16. De Serres SA, Vadivel N, Mfarrej BG, et al. Monocyte-secreted inflammatory cytokines are associated with transplant glomerulopathy in renal allograft recipients. Transplantation 2011;15;91(5):552-559.

17. Gyanendra Kumar Sonkar, Sangeeta Singh, Satyendra Kumar Sonkar, Usha Singh, Rana Gopal Singh. Evaluation of serum interleukin 6 and tumour necrosis factor alpha levels, and their association with various non-immunological parameters in renal transplant recipients. Singapore Med J 2013;54(9):511-515.

18. Gullestad L, Simonsen S, Ueland T, et al. Possible role of proinflammatory cytokines in heart allograft coronary artery disease. Am J Cardiol 1999;84:999-1003.

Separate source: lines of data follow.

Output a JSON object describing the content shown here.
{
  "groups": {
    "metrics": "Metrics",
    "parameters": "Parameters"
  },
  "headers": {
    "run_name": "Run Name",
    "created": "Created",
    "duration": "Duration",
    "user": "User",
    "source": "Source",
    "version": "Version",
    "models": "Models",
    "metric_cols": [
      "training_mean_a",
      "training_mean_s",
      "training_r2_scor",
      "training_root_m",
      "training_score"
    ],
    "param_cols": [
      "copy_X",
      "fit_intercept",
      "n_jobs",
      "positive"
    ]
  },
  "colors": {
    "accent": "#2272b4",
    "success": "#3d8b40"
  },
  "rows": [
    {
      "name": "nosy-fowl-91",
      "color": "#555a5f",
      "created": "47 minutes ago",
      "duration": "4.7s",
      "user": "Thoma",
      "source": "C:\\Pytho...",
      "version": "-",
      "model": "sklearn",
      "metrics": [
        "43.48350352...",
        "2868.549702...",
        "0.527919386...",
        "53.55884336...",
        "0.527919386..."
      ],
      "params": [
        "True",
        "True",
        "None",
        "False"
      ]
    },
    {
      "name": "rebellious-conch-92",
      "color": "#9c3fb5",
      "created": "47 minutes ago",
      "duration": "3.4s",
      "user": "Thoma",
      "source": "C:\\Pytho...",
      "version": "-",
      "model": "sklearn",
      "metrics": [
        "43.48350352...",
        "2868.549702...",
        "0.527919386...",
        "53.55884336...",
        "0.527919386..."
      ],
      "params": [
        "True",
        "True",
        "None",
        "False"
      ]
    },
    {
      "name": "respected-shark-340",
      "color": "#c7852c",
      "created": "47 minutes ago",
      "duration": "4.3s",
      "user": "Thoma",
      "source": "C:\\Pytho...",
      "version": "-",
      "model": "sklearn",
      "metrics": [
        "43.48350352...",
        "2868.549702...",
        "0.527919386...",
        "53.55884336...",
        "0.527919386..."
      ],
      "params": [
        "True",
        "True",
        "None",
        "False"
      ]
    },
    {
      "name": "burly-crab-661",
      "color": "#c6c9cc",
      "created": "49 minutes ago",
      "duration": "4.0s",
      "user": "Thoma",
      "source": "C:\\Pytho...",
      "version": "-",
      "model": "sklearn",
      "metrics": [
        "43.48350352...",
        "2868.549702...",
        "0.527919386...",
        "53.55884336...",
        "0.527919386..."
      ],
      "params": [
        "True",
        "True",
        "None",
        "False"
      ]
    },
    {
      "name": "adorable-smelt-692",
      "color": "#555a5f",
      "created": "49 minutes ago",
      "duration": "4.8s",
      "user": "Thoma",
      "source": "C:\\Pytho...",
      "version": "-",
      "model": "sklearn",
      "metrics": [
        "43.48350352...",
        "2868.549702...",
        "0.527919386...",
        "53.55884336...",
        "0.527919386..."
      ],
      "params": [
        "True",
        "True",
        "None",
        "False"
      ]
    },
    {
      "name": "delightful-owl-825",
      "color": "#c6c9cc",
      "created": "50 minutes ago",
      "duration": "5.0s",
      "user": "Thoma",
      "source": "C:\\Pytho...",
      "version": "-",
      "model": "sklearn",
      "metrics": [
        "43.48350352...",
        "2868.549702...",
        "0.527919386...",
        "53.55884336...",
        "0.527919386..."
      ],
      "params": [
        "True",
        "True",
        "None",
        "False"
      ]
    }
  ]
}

19. Fernández-Real JM, Broch M, Vendrell J, Rieart W. Interleukin-6 gene polymorphism and lipid abnormalities in healthy subjects. J Clin Endocrinol Metab 2000;85:1334-1339.

20. Greenberg AS, Nordan RP, McIntosh J,et al. Interleukin-6 reduces lipoprotein lipase activity in adipose tissue of mice in vivo and in 3T3-L1 adipocytes: a possible role for interleukin-6 in cancer cachexia. Cancer Res. 1992;52:4113-4116

21. Hingorani S, Gooley T, Pao E, Sandmaier B, McDonald G. Urinary cytokines after HCT: evidence for renal inflammation in the pathogenesis of proteinuria and kidney disease. Bone Marrow Transplant. 2014;49(3):403-409.

Acta Medica Marisiensis

The Journal of The University of Medicine and Pharmacy of Targu-Mures

Journal Information


All Time Past Year Past 30 Days
Abstract Views 0 0 0
Full Text Views 70 70 11
PDF Downloads 18 18 3